But just how could two reputable sources of information – the National Association of Insurance Commissioners (NAIC) and the Bureau of Labor Statistics (BLS) – report that the average cost both went up and down at the same time?
“When you look at the BLS and NAIC numbers, you need to take into consideration what each is really measuring,” says Cesar Diaz, CEO of auto insurance quote comparison site onlineautoinsurance.com. “At their cores, the NAIC and BLS statistics are tracking two different things, and the difference between them has important implications for consumers.”
Learning the crucial difference between price and expenditure
To generate its data, the BLS – which reported the 3.4 percent increase – takes sample driver profiles from all over America, gets quotes from real companies for those profiles and then tracks changes in their prices over time.
Since they are only samples, the drivers that they theoretically insure cannot adjust deductibles, change financial protection levels, improve their driving records or conduct a car insurance comparison to find a better deal – all of which may help reduce the policyholder’s economic burden. Rather, the BLS set the policy and driver details in stone when they chose the profiles, and it only adjusts the premiums in response to vehicle upgrades and changes in insurers’ pricing structures.
If the insurers suffer huge losses and have to adjust their pricing formulas, premiums simply go up. The holders of those policies cannot react as those in the real world can.
The NAIC – which reported the 6.75 percent decrease – on the other hand, looks at the total premiums that policyholders pay for liability, comp and collision coverage in each state and then divides that by the total number of insured drivers who purchased them. This process in effect gives a view of the actual expenditures that policyholders in each state have.
“Statistics show that, on average, when consumers keep the same policy, prices are likely to go up after a while,” Diaz says. “But consumers can offset the increases by making smart choices when it comes to coverage options.”

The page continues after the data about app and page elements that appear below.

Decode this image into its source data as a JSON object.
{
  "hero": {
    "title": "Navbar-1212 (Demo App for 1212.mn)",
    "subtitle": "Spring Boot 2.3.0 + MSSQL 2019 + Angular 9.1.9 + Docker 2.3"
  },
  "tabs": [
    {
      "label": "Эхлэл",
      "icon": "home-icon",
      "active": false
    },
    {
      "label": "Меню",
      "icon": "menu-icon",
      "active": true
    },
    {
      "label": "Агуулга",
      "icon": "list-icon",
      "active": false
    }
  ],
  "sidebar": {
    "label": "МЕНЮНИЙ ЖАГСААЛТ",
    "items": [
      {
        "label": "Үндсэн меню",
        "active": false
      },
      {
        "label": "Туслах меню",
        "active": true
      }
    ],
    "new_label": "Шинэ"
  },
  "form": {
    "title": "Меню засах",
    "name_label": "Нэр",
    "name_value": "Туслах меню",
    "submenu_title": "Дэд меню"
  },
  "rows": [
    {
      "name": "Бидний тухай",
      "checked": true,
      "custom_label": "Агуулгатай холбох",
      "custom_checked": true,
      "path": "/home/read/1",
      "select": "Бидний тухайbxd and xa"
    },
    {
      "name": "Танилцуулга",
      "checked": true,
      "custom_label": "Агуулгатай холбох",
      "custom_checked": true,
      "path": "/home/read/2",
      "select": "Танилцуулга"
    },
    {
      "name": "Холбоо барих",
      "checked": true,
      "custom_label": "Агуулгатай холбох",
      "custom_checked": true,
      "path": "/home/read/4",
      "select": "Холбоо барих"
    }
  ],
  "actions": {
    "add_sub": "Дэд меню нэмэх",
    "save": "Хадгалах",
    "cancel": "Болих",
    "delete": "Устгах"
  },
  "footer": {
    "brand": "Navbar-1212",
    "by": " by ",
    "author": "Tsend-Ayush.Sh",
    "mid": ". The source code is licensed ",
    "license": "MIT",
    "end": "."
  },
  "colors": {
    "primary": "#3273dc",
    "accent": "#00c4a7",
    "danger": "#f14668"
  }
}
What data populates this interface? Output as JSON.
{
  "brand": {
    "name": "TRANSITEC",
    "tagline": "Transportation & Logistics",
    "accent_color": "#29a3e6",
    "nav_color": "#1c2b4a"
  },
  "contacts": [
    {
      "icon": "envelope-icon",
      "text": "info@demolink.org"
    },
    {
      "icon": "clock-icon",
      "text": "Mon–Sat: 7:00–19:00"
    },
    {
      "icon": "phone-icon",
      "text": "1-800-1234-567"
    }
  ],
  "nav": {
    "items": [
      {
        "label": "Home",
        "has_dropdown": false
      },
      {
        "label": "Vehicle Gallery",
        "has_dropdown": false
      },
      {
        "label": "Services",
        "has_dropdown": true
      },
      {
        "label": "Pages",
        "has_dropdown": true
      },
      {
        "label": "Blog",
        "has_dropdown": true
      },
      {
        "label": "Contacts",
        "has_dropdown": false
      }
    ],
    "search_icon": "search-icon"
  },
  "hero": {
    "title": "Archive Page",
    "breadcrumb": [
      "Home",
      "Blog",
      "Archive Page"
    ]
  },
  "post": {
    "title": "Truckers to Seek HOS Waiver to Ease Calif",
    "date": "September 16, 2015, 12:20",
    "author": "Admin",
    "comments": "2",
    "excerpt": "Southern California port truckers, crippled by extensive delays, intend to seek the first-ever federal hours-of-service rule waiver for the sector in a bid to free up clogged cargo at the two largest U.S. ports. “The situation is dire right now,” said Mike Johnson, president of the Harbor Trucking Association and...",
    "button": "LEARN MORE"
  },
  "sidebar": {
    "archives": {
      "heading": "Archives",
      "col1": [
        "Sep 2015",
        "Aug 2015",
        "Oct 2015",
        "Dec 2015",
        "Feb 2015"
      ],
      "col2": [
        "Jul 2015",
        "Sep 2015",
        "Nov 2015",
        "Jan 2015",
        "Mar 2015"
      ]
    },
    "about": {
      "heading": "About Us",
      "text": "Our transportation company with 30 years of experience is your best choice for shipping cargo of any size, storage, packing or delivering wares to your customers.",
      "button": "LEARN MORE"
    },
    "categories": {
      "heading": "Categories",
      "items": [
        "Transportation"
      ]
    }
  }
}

How to offset gradual price increases
There are plenty of websites and consumer guides devoted to showing consumers how to slash premiums, but here are a couple of the more reliable tactics:
*Adjust your comprehensive and collision deductibles. For those who are struggling to pay the cost of insuring their own cars against physical damage, you may want to consider raising deductibles or eliminating this optional coverage on older cars. The Insurance Information Institute says raising deductibles can amount to savings of anywhere between 15 and 40 percent. Doing so may result in greater out-of-pocket expenses in the event of a claim, though.
*Driving less? Ask about low-mileage discounts. According to the latest report from the Federal Highway Administration, the number of miles that Americans drive in the month of April was at its lowest point this year since 2003. Motorists who put in fewer miles behind the wheel statistically are at a lower risk of getting into an accident, and insurers may reward them with significant price breaks.
*Shop around. While the drivers in the BLS statistics are essentially chained to their insurers, you are not. Nearly 8,000 domestic insurers were selling coverage in 2009, according to the NAIC, with a significant chunk of them providing financial protection for vehicles. That’s a lot of competition, and all of those companies are trying to come up with new incentives for you to get a policy through them. You can easily find cheap auto insurance through quote-comparison sites that will help you efficiently evaluate your options and track down the best deals for your individual driver profile.